____ Data excerpts

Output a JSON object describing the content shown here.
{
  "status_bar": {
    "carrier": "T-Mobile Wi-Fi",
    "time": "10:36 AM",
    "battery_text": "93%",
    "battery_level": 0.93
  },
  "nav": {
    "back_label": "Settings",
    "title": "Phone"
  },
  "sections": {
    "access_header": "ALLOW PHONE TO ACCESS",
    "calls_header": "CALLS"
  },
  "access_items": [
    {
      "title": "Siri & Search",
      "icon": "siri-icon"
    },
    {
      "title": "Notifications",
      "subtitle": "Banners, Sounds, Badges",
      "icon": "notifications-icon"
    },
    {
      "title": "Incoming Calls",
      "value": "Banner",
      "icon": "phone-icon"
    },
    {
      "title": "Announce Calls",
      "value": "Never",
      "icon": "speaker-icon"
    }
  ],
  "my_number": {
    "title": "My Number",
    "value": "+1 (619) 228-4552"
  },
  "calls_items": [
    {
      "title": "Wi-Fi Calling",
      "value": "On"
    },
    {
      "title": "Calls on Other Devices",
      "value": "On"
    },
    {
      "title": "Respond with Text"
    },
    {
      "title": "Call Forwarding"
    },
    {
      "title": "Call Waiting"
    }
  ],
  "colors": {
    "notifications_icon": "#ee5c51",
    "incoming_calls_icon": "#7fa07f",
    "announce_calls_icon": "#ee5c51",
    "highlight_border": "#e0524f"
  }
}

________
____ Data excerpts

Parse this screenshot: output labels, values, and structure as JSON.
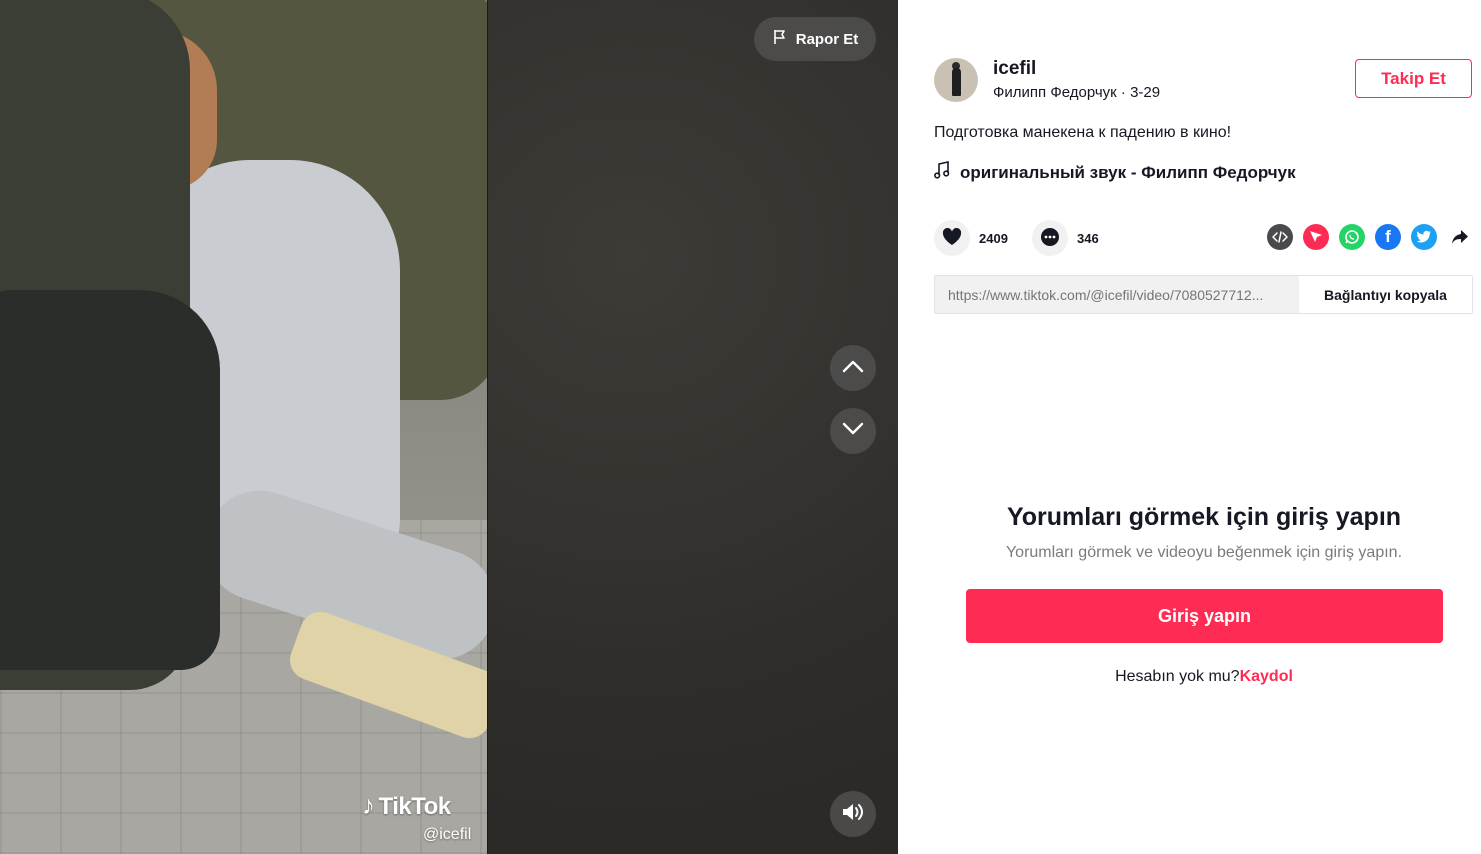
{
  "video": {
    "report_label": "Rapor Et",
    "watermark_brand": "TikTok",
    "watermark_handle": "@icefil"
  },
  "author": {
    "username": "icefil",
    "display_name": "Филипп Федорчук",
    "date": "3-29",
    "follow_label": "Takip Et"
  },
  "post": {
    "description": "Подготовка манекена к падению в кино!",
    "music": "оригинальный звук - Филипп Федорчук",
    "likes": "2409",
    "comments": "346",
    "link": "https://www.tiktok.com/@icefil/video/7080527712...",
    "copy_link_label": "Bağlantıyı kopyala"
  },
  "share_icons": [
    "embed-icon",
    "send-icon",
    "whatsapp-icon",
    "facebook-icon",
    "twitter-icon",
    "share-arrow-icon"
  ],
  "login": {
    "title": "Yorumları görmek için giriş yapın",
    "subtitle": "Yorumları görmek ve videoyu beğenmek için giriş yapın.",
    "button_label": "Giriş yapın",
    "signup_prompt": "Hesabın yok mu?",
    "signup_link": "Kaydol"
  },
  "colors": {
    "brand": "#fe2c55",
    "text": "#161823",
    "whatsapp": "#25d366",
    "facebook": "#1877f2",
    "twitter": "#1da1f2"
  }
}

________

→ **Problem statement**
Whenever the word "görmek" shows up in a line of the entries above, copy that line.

→ **Response area**
    "title": "Yorumları görmek için giriş yapın",
    "subtitle": "Yorumları görmek ve videoyu beğenmek için giriş yapın.",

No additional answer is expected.